For advanced analytics users, you can use Google Analytics to determine everything from the demographics of your website visitors to the keywords they’re searching to find you. Knowing these things can help you create much more targeted, localized content for your international customers.

This information can also help you create more tailored experiences on mobile devices. In places like Latin America, mobile phones are the most consistent form of online access for many consumers. In 2018, 27.5% of all retail e-commerce sales came from mobile devices.

Coppel, a Latin American department store, is an excellent example of catering your website to your customers. The retailer has adapted its site for mobile devices by simplifying the user experience and making it much easier to browse, effectively capitalizing on the high levels of mobile users shopping their site.

Coppel’s website as viewed from a mobile device. - image source

For e-commerce companies looking to thrive in international markets, investing time and resources into consumers’ mobile experience is a critical part of the puzzle.

5. Champion Your Customers’ Logistics Experience [Forever 21]

Sometimes, it’s the things your customers don’t see that make a huge difference in their international e-commerce experience. The last of our international e-commerce lessons is focused on what happens behind the scenes: logistics.

Finding the right international shipping companies to partner with and taking advantage of strategic e-commerce fulfillment is critical to long-term success. Since logistics can account for 15% of the cost of merchandise sold, prioritizing the best and most cost-effective logistics experience for your customers is paramount.

Logistics is one of the most challenging elements of an international e-commerce operation. In places like Latin America, where the infrastructure is not as well developed as the United States, failing to get the right international shipping support may mean packages getting delayed or lost.

As your company branches out into international e-commerce, one of the best investments you can make is in partnering with a third-party fulfillment center. Third-party fulfillment centers reduce shipping times and costs while specializing in the documentation needed to navigate customs and duties. It’s little wonder that 90% of Fortune 500 companies take advantage of third-party fulfillment centers.
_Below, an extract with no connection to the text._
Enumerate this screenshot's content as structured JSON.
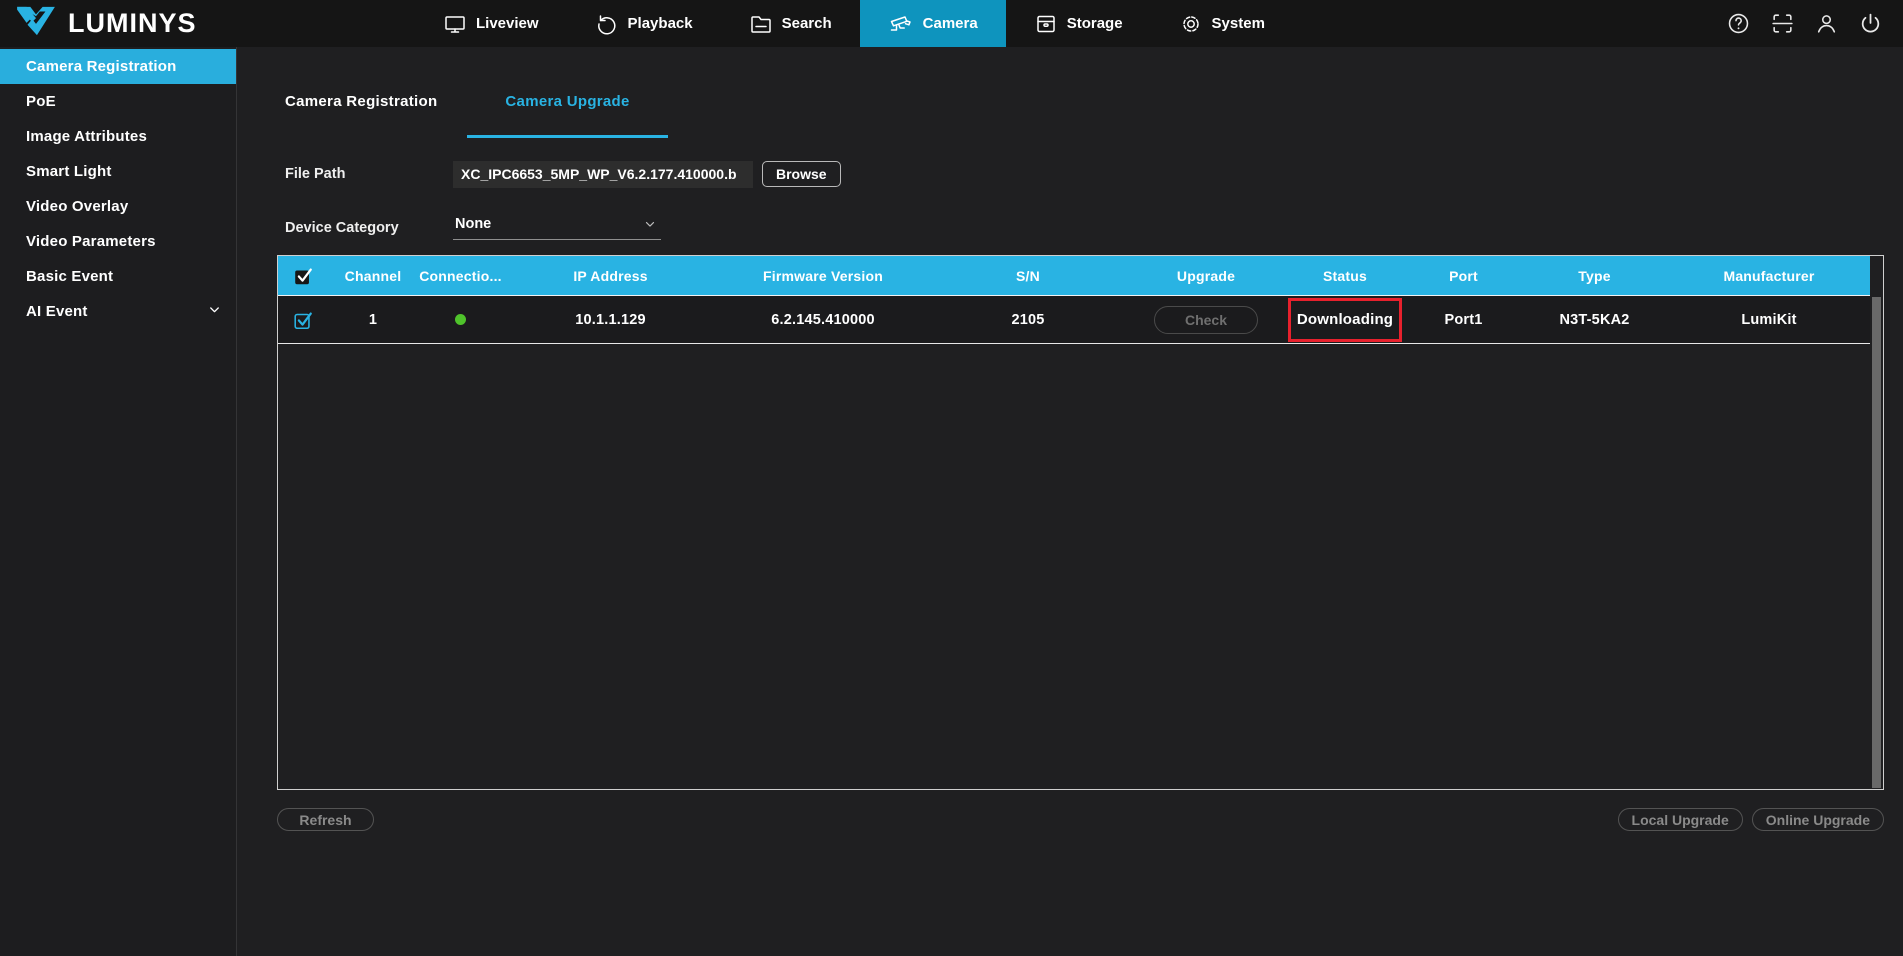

Fast-fashion brand Forever 21 ships clothing to most countries around the world. The international retailer works with partner vendors that enable them to offer more efficient product fulfillment and delivery to customers. Its localized websites for large international markets like Mexico offer country-specific shipping information and promotions, like free standard shipping for orders over MEX$899. Forever 21 also offers Express Delivery as an option for Mexico-based customers. The brand wouldn’t be able to provide this 2-3 day shipping option throughout Mexico without using third-party fulfillment.

U.S.-based clothing brand Forever 21 is able to offer Express delivery to Mexico thanks to third-party fulfillment. - image source
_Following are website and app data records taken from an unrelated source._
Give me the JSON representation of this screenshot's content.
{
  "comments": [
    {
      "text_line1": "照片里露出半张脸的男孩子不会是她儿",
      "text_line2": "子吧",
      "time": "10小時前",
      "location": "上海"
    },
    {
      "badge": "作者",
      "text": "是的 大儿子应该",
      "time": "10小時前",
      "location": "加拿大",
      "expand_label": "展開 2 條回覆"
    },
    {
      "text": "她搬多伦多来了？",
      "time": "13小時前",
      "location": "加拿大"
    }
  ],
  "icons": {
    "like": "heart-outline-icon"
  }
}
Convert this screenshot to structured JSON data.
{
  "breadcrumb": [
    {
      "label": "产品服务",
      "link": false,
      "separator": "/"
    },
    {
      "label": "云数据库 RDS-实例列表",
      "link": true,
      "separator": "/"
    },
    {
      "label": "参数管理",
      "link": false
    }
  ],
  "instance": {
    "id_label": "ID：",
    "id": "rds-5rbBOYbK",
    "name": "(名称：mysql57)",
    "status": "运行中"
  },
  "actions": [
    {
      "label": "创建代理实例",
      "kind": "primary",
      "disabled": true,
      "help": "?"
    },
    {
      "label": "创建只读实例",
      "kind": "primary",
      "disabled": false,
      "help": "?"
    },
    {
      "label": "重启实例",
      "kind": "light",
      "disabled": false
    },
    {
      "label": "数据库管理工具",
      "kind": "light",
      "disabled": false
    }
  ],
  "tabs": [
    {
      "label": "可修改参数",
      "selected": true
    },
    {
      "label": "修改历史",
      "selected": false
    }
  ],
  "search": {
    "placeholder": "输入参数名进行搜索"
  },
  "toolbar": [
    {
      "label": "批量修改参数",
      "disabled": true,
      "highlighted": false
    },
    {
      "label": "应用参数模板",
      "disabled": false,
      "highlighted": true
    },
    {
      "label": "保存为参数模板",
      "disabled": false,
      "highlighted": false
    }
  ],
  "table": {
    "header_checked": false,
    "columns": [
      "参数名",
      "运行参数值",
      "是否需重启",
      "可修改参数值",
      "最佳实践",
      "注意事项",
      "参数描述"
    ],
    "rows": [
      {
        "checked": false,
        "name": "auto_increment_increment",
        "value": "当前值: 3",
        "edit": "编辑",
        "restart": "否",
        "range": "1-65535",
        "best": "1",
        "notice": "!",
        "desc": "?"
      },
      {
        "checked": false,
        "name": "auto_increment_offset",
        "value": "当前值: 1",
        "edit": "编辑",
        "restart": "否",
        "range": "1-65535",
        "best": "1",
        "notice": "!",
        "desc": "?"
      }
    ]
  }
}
As we detailed in an earlier post, one of the most important international e-commerce lessons for retailers is to find a logistics partner that:

  • Specializes in customs clearance and duty and tax management
  • Provides online, fully trackable parcel delivery
  • Has localized services like customer support
  • Offers fulfillment services to reduce costs
  • Can handle multiple currencies

In other words, your logistics partner should be adapted to the countries you’re selling to, just like your e-commerce website.

Get Latin American E-Commerce Support with SkyPostal

With decades of experience providing logistics support for companies shipping to Latin America, SkyPostal has helped its clients adapt to the challenges of international e-commerce.

Through our work with a diverse set of clients, we’ve learned international e-commerce lessons that will help your business in Latin America succeed today and in the future.

Get in touch to learn how we can help you manage everything from fulfillment to parcel delivery and international returns.